We wrote a function that wraps the KFP component creation, that we call to create the component at compile-time, and that we can pass a series of module paths to, denoting the helper modules that component requires in its execution. The function will then hook into the command that is to be run on container startup (that KFP uses to run our component code), make it write out the code for the modules we’ve specified as dependencies into the corresponding path on the container, and place those files onto the
PYTHONPATH. This means that any imports that happen in the component code stay the same regardless of whether the code is being executed locally or on the container. And we don’t have to burn any code onto the environment container.
While this works as intended, and we have tested the functionality extensively, we expect to move to the KFP v2 way of doing it once it is released — taking an environment container as our base image, packaging up all the necessary code and then using the kfp CLI to build and push a target container for execution.
The growing number of users on our platform exposed some issues of our Kubeflow Pipelines setup, but adopting the mindset of creating “dumb” environment containers for KFP components to run in has allowed us to create lean and reusable images that are much easier to maintain, update, and add to, while also making our development flow much easier by removing the need to build dev and staging containers in order to test new code.

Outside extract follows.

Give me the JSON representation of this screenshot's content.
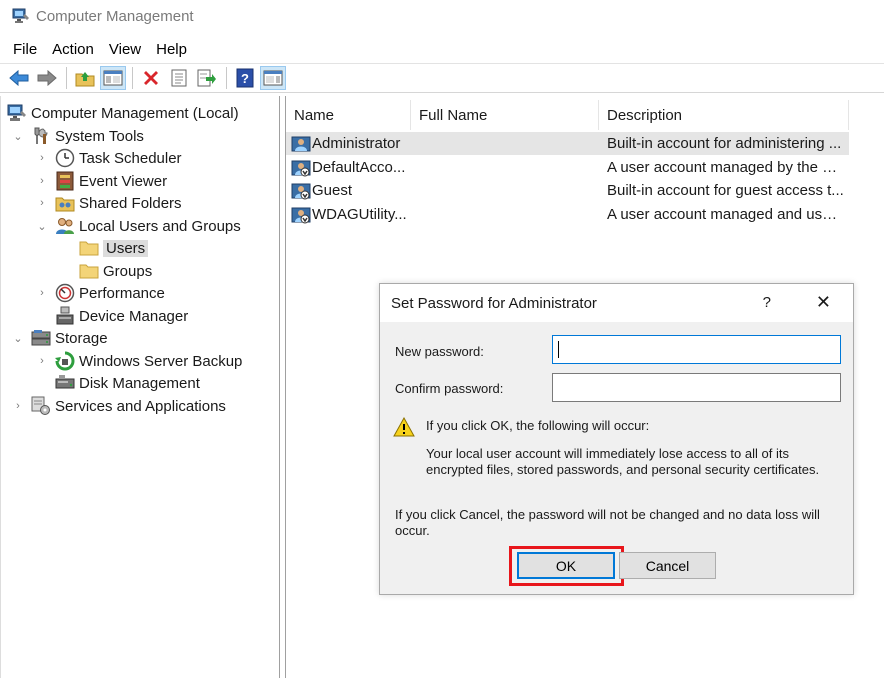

We are also in a much better position to upgrade to v2 of the KFP SDK, as we are more aligned with the philosophy and best practices of the tool.
For our users, we’ve seen some benefits in the form of a super lean MLOps package on their local machines that is quick and easy to install, going from upwards of 2GB down to 147MB, which reduces friction in terms of upgrading or starting a new project. Our pipelines have also seen an average decrease in running time of ~11% despite not being able to cache a single container throughout the pipeline, because it’s much quicker to download and initialise the lean, isolated environments.
All of this has put us in a position to scale our platform effectively for future growth while also making it easier for our users to interact with and build on top of our platform. As a result of this work, we can now onboard even more ML products that will help Virgin Media O2 to create best-in-class digital experience for our customers.
By Berk Mollamustafaoğlu, Senior MLOps Engineer at Virgin Media O2
On behalf of the VMO2 MLOps team: Alex Jones, Ariyo Oluwasanmi, Gleb Lukicov and Sidney Radcliffe.
By the way, the team at Virgin Moble is hiring! Want to work for them? Check out our open roles here.